Tennesseans will soon begin early voting at the polls to choose the next governor and many local leaders.
The state’s coordinator of elections is confident everything will go smoothly but is still cautious about voter security.
“The reason that I have confidence is we are preparing, that does not mean there is no risk out there,” say Mark Goins, who has held the state’s top election job since 2011.
One of the first things Goins points out is that voting machines in Tennessee are not connected to the internet.
“On election night, those machines that are not connected to the internet are going to produce a tally tape and that tally tape is the official record of what we will use to conduct the election and announce the results,” said Goins.
Online voter registration and the unofficial results on election night are on the internet. Goins says that can create risk, but results are not considered official until certification about 2-3 weeks after an election.
He says preparation, like the massive “tabletop” exercise they held in early June, helps to minimize risks.
“We had 400 election officials in a room and basically we had them plan on how to prevent cyber attacks was phase one,” said Goins “Phase two, what would happen if your planning failed and we do have some kind of attack?”

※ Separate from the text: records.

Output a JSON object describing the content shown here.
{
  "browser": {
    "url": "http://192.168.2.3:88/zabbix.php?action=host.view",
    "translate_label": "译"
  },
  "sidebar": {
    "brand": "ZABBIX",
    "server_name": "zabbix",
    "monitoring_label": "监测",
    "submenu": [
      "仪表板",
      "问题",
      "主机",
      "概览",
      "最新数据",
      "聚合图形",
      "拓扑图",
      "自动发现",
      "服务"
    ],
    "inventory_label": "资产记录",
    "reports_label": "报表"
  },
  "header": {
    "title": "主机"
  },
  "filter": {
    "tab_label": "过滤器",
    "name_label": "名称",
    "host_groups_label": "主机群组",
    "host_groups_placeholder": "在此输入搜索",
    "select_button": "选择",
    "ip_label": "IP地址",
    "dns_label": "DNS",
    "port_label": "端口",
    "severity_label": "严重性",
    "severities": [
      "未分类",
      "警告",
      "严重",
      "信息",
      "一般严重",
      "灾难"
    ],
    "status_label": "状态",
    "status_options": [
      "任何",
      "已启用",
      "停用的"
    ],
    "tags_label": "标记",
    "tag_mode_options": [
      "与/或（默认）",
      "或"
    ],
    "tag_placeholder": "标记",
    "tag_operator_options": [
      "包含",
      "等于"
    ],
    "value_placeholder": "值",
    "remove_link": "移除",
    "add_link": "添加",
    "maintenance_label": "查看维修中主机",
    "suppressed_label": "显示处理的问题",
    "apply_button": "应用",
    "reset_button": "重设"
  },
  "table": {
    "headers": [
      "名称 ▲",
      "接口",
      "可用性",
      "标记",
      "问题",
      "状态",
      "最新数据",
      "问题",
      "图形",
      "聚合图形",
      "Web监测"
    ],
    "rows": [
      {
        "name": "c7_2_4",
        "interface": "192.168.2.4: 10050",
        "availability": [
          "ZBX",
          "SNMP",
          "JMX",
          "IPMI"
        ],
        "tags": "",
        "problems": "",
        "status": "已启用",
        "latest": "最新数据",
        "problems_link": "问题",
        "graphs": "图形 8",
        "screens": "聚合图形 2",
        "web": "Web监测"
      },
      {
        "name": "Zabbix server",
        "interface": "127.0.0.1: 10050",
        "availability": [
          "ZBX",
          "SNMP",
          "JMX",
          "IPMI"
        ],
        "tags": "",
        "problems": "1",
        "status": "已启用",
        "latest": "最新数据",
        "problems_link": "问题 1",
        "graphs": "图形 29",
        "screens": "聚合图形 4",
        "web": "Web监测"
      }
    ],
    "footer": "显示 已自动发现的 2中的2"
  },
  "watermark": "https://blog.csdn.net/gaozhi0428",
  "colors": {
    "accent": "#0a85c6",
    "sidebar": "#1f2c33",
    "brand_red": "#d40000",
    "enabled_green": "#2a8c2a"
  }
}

Goins says that exercise was designed to simulate the worst election ever with anything that could go wrong happening.
He hopes that by preparing for the worst this election cycle will be among the best.